§ **Work task**
Reproduce the records that follow without alteration, apart from removing the pictures.
═════ Records to use ═════
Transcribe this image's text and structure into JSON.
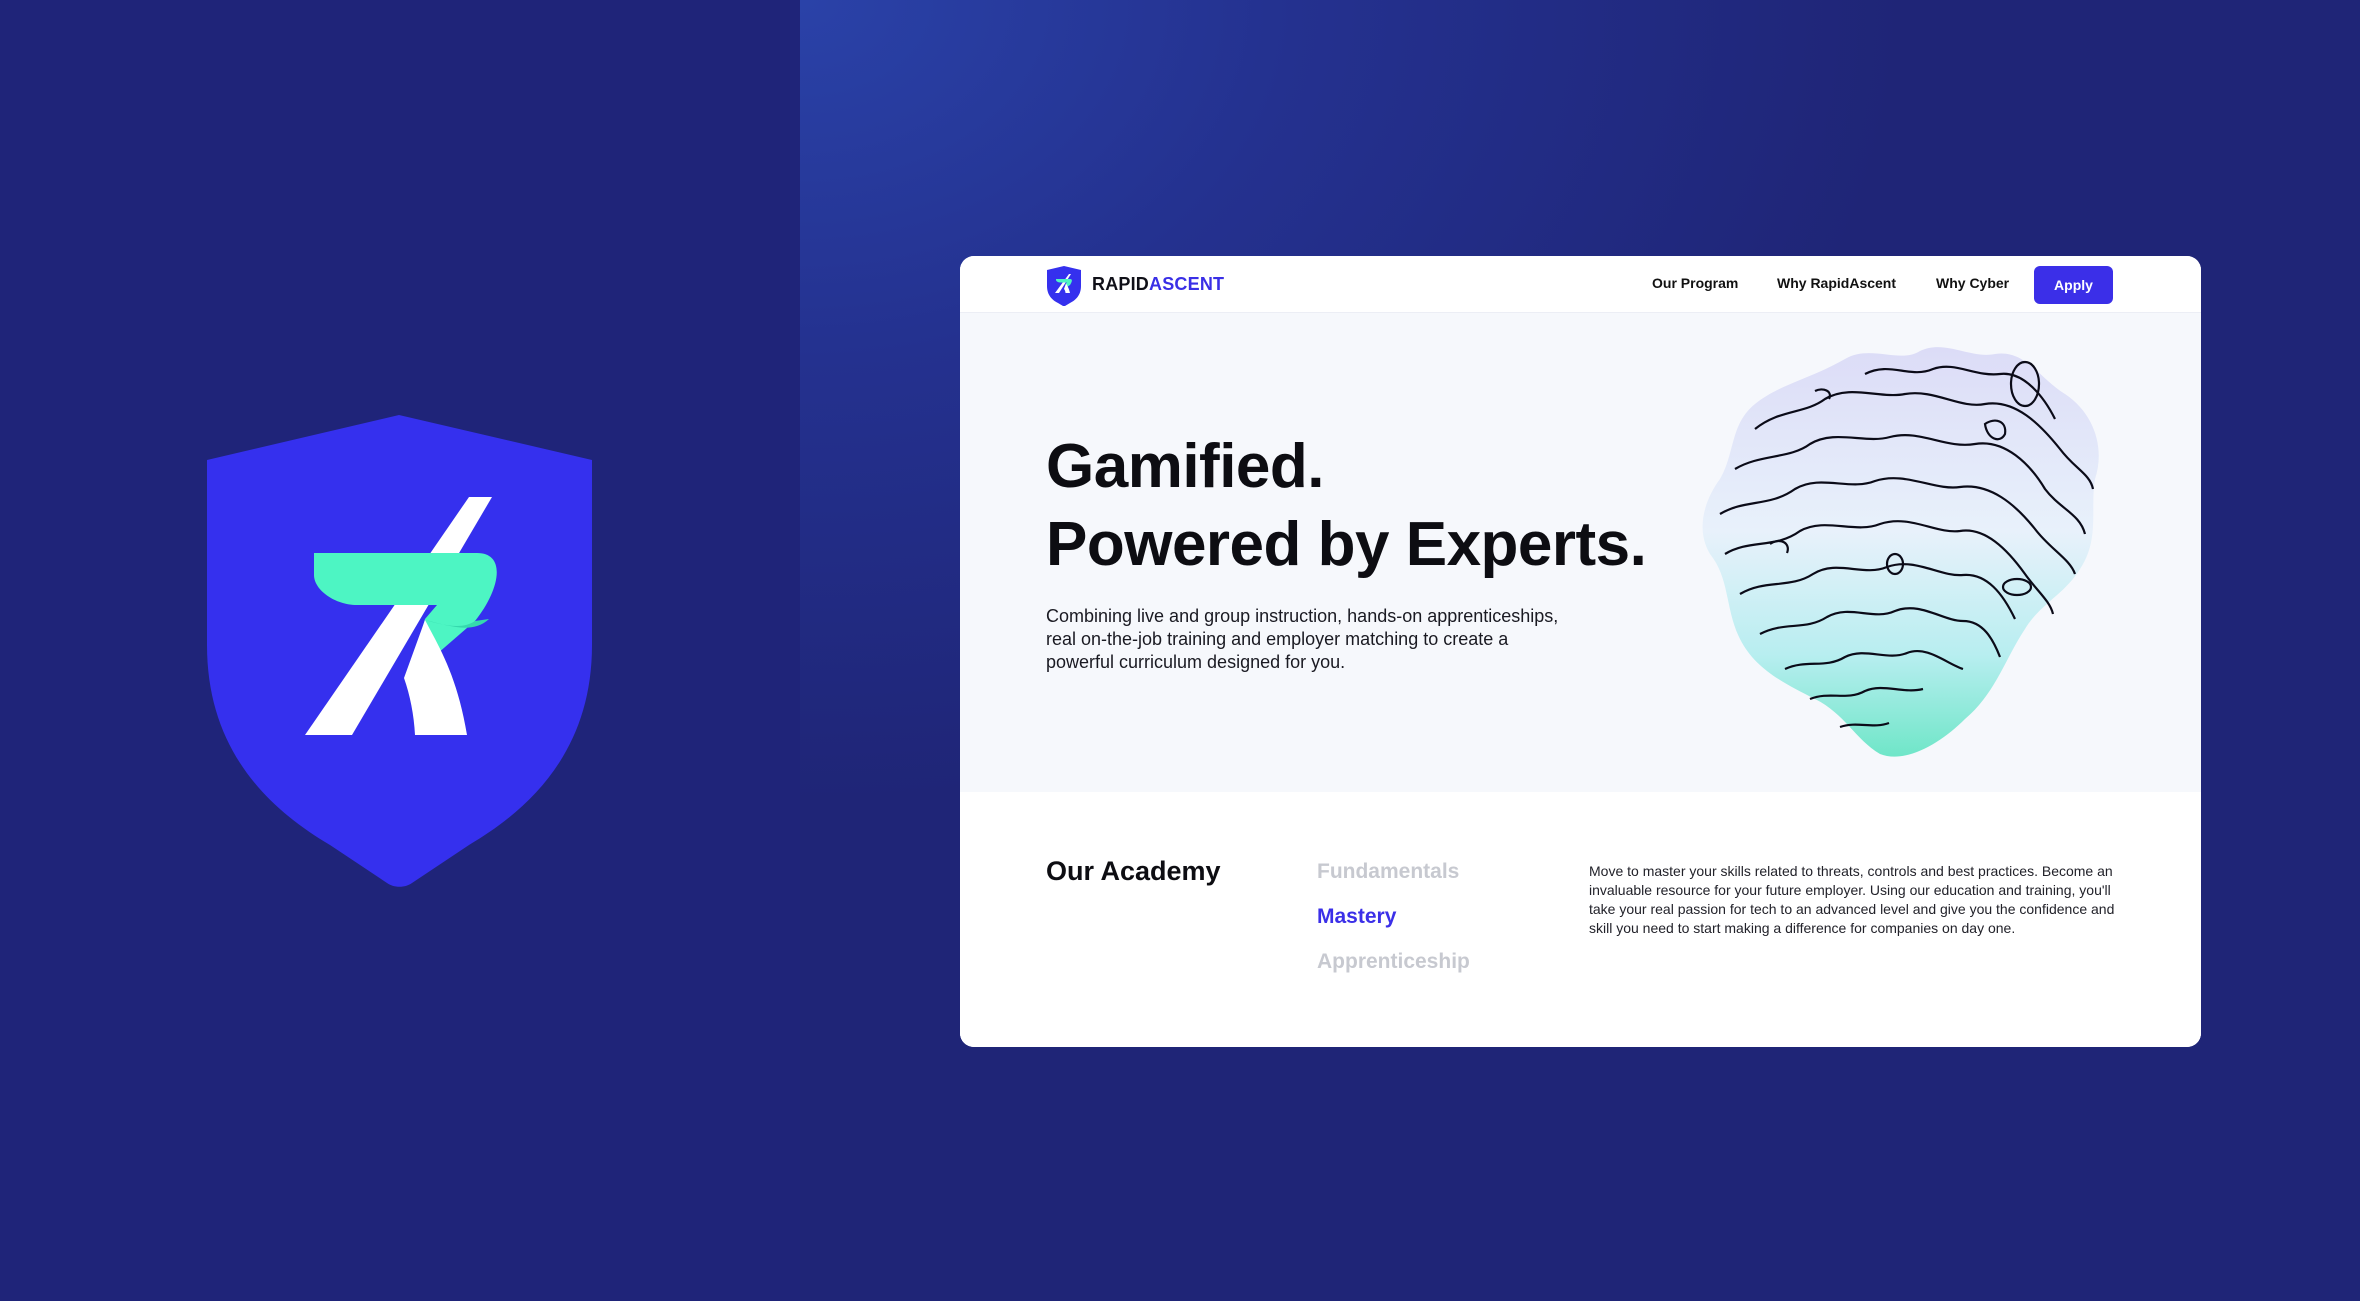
{
  "brand": {
    "name_primary": "RAPID",
    "name_accent": "ASCENT",
    "colors": {
      "primary": "#3b2fe8",
      "mint": "#4df5c3",
      "navy": "#1f2479"
    }
  },
  "nav": {
    "links": [
      "Our Program",
      "Why RapidAscent",
      "Why Cyber"
    ],
    "apply_label": "Apply"
  },
  "hero": {
    "headline_line1": "Gamified.",
    "headline_line2": "Powered by Experts.",
    "subtext": "Combining live and group instruction, hands-on apprenticeships, real on-the-job training and employer matching to create a powerful curriculum designed for you."
  },
  "academy": {
    "title": "Our Academy",
    "tabs": [
      {
        "label": "Fundamentals",
        "active": false
      },
      {
        "label": "Mastery",
        "active": true
      },
      {
        "label": "Apprenticeship",
        "active": false
      }
    ],
    "description": "Move to master your skills related to threats, controls and best practices. Become an invaluable resource for your future employer. Using our education and training, you'll take your real passion for tech to an advanced level and give you the confidence and skill you need to start making a difference for companies on day one."
  },
  "icons": [
    "rapidascent-shield-logo-icon",
    "rapidascent-small-logo-icon",
    "topographic-blob-illustration"
  ]
}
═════
§ **Task result**
Transcribe this image's text and structure into JSON.
{
  "brand": {
    "name_primary": "RAPID",
    "name_accent": "ASCENT",
    "colors": {
      "primary": "#3b2fe8",
      "mint": "#4df5c3",
      "navy": "#1f2479"
    }
  },
  "nav": {
    "links": [
      "Our Program",
      "Why RapidAscent",
      "Why Cyber"
    ],
    "apply_label": "Apply"
  },
  "hero": {
    "headline_line1": "Gamified.",
    "headline_line2": "Powered by Experts.",
    "subtext": "Combining live and group instruction, hands-on apprenticeships, real on-the-job training and employer matching to create a powerful curriculum designed for you."
  },
  "academy": {
    "title": "Our Academy",
    "tabs": [
      {
        "label": "Fundamentals",
        "active": false
      },
      {
        "label": "Mastery",
        "active": true
      },
      {
        "label": "Apprenticeship",
        "active": false
      }
    ],
    "description": "Move to master your skills related to threats, controls and best practices. Become an invaluable resource for your future employer. Using our education and training, you'll take your real passion for tech to an advanced level and give you the confidence and skill you need to start making a difference for companies on day one."
  },
  "icons": [
    "rapidascent-shield-logo-icon",
    "rapidascent-small-logo-icon",
    "topographic-blob-illustration"
  ]
}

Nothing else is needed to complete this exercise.